Report the number of lines of the listing below containing the string "Estimation", with nothing added.

Supplied records:

···

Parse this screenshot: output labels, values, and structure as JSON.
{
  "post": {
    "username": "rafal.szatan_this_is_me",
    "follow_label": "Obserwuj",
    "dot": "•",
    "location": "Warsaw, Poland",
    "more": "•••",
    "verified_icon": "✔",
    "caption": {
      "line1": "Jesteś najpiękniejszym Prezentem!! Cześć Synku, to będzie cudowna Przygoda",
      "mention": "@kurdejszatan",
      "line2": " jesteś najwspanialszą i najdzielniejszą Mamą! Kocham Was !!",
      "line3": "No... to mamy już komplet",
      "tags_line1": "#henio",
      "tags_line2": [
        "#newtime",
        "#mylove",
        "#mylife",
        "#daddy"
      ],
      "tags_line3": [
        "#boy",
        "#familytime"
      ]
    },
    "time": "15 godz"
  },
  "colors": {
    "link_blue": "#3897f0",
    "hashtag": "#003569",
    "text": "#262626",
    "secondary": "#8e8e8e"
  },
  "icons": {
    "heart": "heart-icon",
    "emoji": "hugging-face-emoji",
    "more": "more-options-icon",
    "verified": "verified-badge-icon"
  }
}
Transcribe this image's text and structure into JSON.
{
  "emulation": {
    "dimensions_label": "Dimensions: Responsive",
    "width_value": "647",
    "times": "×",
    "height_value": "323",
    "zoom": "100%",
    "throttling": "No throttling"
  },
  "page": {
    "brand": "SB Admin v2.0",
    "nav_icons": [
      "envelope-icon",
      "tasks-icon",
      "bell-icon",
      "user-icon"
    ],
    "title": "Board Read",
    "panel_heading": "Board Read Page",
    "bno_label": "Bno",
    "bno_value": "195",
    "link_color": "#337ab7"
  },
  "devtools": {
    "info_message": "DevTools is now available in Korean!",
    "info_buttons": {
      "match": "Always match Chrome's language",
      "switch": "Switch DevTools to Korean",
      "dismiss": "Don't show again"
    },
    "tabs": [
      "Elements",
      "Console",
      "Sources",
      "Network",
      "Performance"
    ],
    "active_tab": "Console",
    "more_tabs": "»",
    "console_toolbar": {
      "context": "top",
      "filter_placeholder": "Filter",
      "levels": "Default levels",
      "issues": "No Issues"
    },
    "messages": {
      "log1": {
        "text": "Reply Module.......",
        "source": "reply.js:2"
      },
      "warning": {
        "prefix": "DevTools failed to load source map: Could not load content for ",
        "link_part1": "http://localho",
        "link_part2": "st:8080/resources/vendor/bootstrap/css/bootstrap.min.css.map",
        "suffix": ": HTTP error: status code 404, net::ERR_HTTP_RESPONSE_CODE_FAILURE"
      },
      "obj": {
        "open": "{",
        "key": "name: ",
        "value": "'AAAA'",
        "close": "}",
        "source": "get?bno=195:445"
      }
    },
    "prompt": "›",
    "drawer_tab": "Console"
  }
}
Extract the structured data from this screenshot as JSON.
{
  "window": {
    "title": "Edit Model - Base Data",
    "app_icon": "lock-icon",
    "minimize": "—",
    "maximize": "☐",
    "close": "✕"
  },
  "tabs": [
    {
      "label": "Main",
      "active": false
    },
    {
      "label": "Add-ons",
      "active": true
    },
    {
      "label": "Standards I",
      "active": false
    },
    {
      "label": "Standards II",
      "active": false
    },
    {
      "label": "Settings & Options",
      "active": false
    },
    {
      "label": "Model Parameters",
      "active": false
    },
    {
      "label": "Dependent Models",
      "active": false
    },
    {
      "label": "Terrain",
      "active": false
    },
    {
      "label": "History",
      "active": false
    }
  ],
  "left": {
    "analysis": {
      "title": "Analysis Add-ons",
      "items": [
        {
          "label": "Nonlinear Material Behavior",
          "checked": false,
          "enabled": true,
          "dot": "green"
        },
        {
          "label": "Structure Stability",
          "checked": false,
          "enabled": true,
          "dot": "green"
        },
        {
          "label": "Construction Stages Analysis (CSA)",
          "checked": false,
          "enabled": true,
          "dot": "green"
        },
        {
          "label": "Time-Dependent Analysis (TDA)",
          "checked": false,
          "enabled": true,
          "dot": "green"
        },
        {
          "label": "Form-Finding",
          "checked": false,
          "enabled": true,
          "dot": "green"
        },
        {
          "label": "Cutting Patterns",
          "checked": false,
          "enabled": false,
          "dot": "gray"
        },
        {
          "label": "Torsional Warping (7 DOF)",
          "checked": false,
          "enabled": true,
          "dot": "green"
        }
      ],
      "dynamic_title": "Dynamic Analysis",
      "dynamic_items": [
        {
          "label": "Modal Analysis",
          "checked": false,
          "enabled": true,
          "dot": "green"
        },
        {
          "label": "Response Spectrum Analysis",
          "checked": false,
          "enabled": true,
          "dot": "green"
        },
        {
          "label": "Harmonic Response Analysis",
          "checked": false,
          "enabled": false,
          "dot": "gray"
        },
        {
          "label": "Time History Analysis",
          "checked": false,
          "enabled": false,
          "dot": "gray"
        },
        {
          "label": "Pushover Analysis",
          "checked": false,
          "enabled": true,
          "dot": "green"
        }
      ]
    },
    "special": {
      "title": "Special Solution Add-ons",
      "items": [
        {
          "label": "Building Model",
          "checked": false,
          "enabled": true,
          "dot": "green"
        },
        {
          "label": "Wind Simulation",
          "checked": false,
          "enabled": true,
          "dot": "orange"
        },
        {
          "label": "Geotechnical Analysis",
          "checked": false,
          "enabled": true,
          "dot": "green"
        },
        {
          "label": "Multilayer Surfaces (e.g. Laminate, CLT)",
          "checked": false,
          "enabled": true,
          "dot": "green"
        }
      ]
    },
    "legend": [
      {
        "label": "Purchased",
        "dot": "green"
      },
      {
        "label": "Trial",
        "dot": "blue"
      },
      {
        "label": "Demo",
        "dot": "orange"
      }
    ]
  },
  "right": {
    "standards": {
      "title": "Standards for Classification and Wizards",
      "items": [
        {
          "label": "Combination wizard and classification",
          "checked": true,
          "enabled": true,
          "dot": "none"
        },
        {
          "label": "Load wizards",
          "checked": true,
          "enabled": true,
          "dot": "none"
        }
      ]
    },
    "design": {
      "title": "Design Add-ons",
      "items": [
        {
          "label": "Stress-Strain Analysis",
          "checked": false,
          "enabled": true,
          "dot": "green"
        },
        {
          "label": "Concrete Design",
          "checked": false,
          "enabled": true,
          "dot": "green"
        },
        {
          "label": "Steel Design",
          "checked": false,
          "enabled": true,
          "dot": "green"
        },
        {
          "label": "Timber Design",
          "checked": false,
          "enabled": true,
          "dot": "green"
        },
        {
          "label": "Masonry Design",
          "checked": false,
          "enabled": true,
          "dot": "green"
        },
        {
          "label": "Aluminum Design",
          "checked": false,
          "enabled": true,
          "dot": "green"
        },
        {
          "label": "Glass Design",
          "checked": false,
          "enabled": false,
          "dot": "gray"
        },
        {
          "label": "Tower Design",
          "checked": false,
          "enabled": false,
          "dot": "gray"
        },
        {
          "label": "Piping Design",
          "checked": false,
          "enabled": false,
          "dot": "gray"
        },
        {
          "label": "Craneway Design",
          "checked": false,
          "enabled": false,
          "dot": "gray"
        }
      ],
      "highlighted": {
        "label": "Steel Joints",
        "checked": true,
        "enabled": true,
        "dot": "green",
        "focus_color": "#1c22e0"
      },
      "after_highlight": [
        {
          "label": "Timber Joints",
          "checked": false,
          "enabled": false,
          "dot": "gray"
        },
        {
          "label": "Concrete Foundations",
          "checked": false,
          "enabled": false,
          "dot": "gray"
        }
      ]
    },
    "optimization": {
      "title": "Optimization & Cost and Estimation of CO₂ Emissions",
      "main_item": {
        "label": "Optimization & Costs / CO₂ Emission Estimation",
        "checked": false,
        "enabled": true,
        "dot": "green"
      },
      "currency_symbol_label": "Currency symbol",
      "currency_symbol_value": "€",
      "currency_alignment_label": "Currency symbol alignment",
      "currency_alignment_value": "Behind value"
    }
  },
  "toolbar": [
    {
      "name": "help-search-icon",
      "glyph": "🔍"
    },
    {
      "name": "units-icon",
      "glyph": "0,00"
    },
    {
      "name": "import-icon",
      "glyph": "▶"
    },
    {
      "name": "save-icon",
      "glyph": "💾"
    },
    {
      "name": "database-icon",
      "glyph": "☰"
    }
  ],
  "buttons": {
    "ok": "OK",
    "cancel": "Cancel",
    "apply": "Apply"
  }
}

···

Exercise output: 2